Web page and app entries:
══════════════════════════════

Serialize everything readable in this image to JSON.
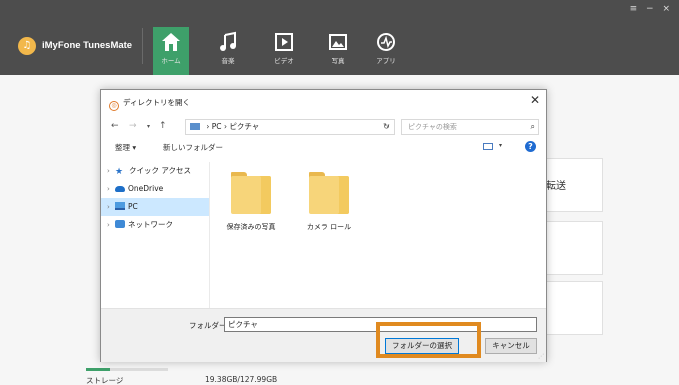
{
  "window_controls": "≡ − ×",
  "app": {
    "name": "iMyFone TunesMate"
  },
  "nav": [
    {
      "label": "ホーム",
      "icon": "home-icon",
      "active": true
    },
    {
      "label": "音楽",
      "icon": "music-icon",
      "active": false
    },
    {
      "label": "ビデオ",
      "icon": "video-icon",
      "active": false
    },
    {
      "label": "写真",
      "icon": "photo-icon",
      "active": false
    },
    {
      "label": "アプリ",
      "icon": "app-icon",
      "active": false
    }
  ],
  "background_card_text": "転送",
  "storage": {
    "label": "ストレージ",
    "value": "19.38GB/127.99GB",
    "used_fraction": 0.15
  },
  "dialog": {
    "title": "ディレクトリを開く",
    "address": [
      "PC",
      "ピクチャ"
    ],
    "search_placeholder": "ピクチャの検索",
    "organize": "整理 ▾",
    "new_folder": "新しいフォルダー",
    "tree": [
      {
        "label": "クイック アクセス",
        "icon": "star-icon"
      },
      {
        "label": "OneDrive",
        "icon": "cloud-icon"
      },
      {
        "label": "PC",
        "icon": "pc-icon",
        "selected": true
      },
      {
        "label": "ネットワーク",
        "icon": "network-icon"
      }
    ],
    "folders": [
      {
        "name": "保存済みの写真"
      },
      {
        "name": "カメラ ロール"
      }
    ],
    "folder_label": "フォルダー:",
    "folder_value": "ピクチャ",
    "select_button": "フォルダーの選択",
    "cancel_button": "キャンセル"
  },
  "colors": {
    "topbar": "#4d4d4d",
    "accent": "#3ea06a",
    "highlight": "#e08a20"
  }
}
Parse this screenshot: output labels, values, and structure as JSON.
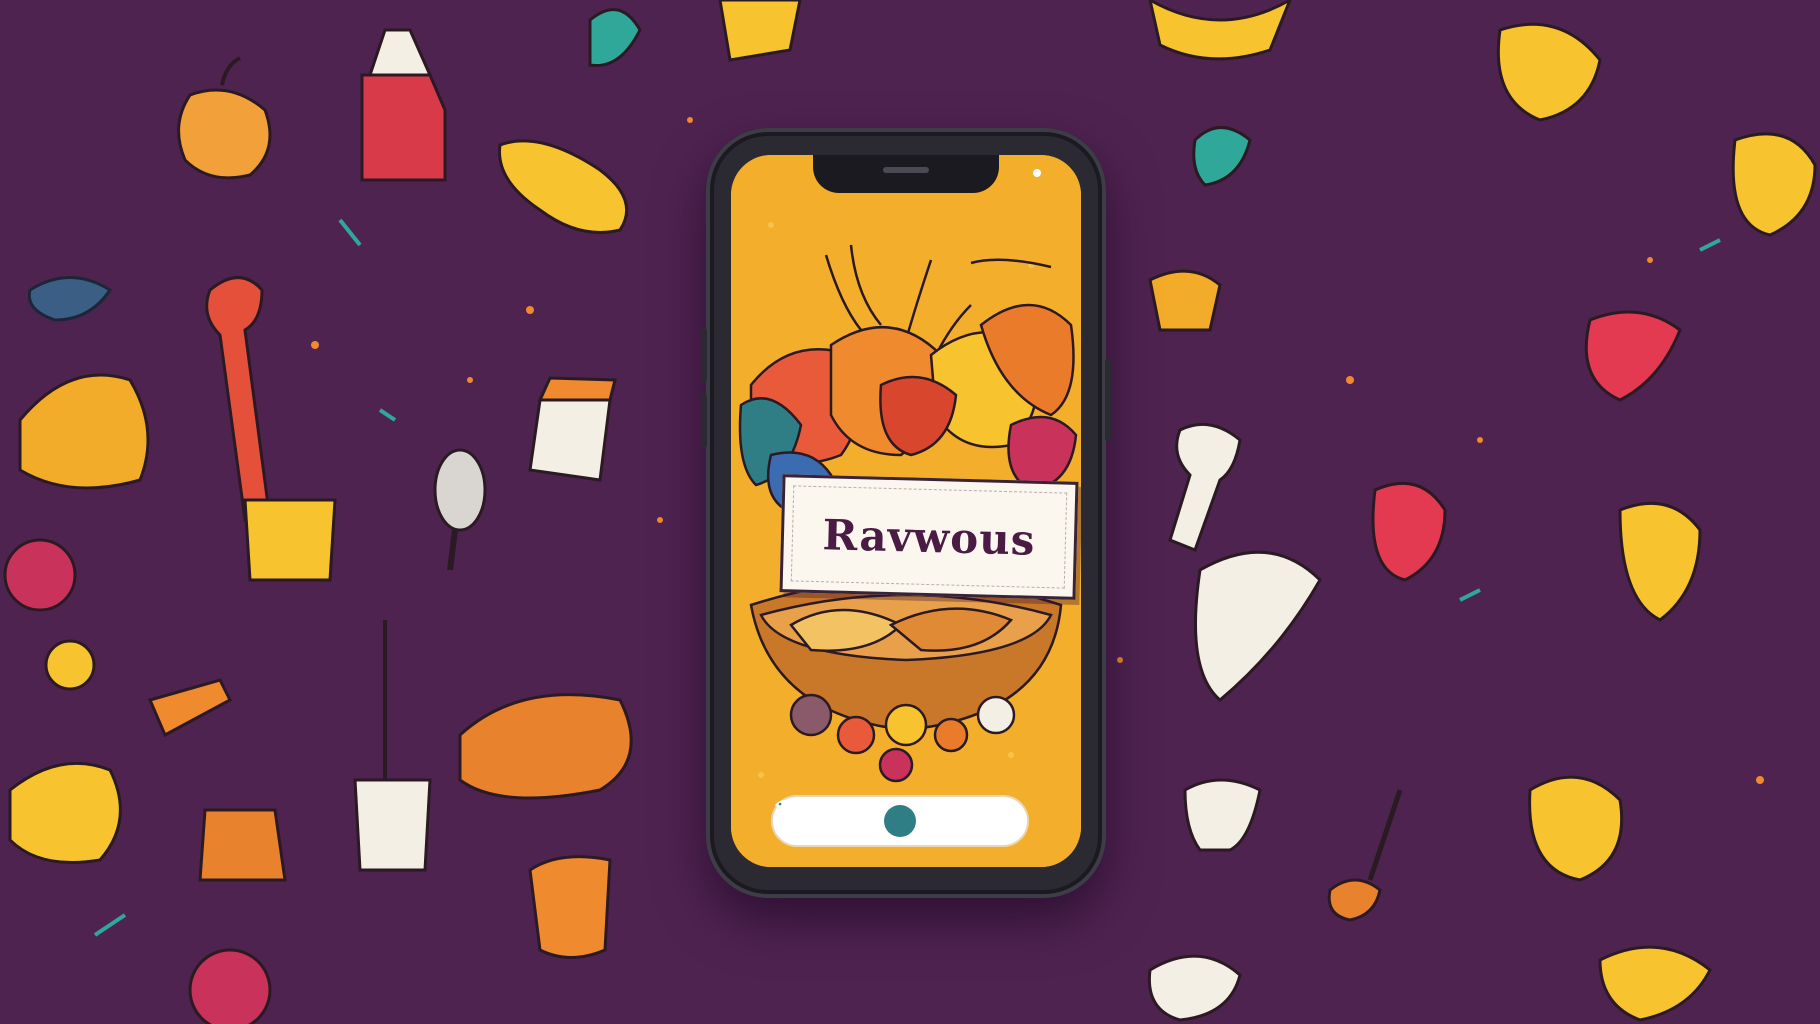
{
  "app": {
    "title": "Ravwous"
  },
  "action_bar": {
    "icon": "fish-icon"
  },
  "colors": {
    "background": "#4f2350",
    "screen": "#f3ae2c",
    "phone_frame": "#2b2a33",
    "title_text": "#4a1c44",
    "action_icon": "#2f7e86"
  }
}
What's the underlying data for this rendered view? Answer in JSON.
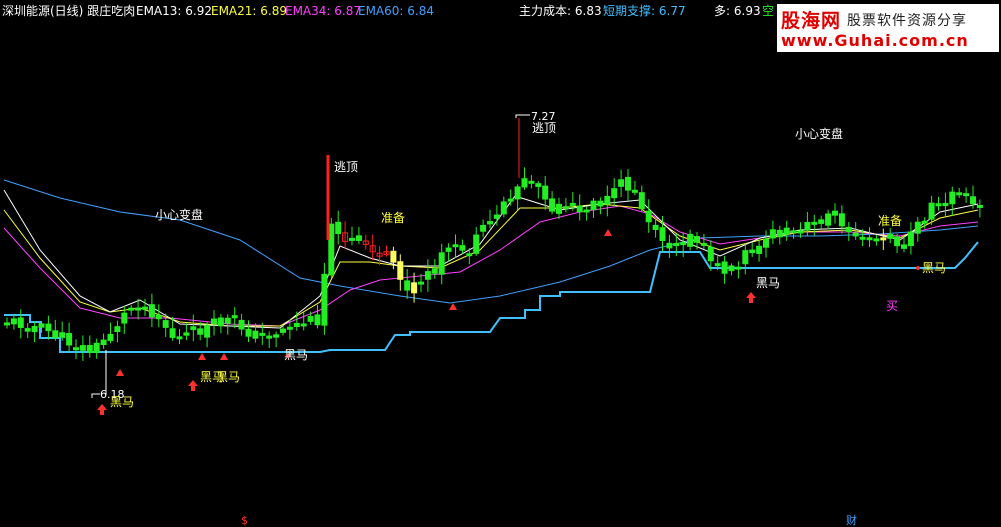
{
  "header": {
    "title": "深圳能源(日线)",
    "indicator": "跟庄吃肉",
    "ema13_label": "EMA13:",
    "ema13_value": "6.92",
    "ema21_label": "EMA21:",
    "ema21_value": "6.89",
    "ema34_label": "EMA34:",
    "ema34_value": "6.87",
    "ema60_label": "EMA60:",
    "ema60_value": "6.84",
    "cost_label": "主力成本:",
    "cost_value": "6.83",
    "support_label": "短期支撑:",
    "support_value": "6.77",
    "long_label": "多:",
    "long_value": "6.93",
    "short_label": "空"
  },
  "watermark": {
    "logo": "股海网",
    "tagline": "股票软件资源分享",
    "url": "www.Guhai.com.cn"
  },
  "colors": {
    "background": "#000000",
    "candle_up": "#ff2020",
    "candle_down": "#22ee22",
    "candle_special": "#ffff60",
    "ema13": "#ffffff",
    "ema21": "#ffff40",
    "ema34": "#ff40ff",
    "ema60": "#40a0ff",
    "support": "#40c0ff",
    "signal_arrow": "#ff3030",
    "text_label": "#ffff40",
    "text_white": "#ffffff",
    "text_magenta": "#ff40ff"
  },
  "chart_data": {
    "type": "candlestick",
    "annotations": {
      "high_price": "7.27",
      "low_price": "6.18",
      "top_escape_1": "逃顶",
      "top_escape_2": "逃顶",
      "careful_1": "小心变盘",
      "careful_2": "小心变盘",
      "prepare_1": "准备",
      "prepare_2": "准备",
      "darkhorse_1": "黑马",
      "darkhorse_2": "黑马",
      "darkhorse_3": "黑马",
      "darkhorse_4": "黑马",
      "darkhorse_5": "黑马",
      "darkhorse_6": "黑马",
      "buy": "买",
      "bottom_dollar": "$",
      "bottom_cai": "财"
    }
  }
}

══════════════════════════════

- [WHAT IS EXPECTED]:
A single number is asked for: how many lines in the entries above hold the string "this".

- [FINISHED EXERCISE]:
3